The central government has so far decided against imposing a nationwide lockdown to contain the latest surge but has asked states to decide on imposing local restrictions.
But for the daily wage labourers, this is a problem too. They say that the night curfews imposed in Delhi and Mumbai have led to fewer work opportunities, making it hard to sustain themselves in big cities. “The night curfew could extend if it [the virus] is not controlled soon,” Sudhir, a migrant worker, told the newspaper. “It is better to rush back home...at least we can sustain ourselves there. Here, we will have to exhaust our savings every day.”
‘Allay fears of migrants’
Taking cognisance of the emerging situation, Maharashtra Congress leader Sanjay Nirupam on Thursday talked to state officials, and asked the authorities to allay the fear of migrant workers.
“Many of them fear that a lockdown will be imposed in the state due to rising Covid cases,” he told reporters. “However, our state government has no such plans.
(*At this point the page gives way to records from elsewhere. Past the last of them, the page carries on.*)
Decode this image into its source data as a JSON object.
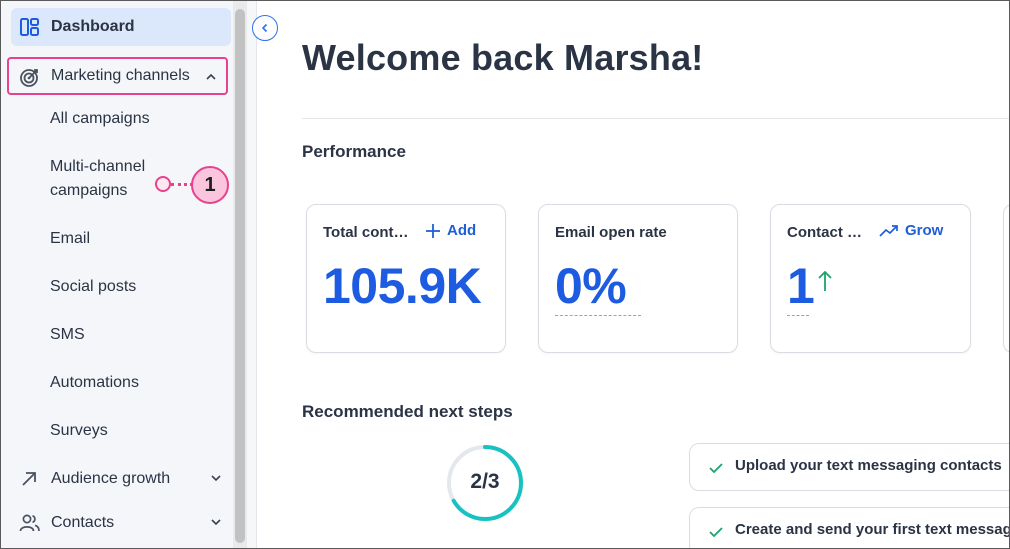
{
  "sidebar": {
    "dashboard": {
      "label": "Dashboard",
      "icon": "dashboard-icon"
    },
    "marketing": {
      "label": "Marketing channels",
      "icon": "target-icon",
      "expanded": true
    },
    "sub_items": [
      "All campaigns",
      "Multi-channel campaigns",
      "Email",
      "Social posts",
      "SMS",
      "Automations",
      "Surveys"
    ],
    "multi_channel_line1": "Multi-channel",
    "multi_channel_line2": "campaigns",
    "audience": {
      "label": "Audience growth",
      "icon": "arrow-up-right-icon"
    },
    "contacts": {
      "label": "Contacts",
      "icon": "people-icon"
    }
  },
  "callout": {
    "number": "1"
  },
  "main": {
    "title": "Welcome back Marsha!",
    "performance_heading": "Performance",
    "cards": [
      {
        "label": "Total cont…",
        "action": "Add",
        "value": "105.9K"
      },
      {
        "label": "Email open rate",
        "value": "0%"
      },
      {
        "label": "Contact …",
        "action": "Grow",
        "value": "1"
      }
    ],
    "recommended_heading": "Recommended next steps",
    "progress": {
      "text": "2/3",
      "completed": 2,
      "total": 3
    },
    "steps": [
      "Upload your text messaging contacts",
      "Create and send your first text message"
    ]
  },
  "colors": {
    "accent_blue": "#1d5be0",
    "callout_pink": "#e6428d",
    "progress_teal": "#19c2c2",
    "check_green": "#1aa56a"
  }
}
We do not want businesses or small businessmen to incur losses.”
Nirupam added that several workers were boarding trains “illegally” and without getting themselves tested for Covid-19. “We are looking into the situation,” he said. “However, I can assure you that none of them can return back to our state without showing a Covid negative report.”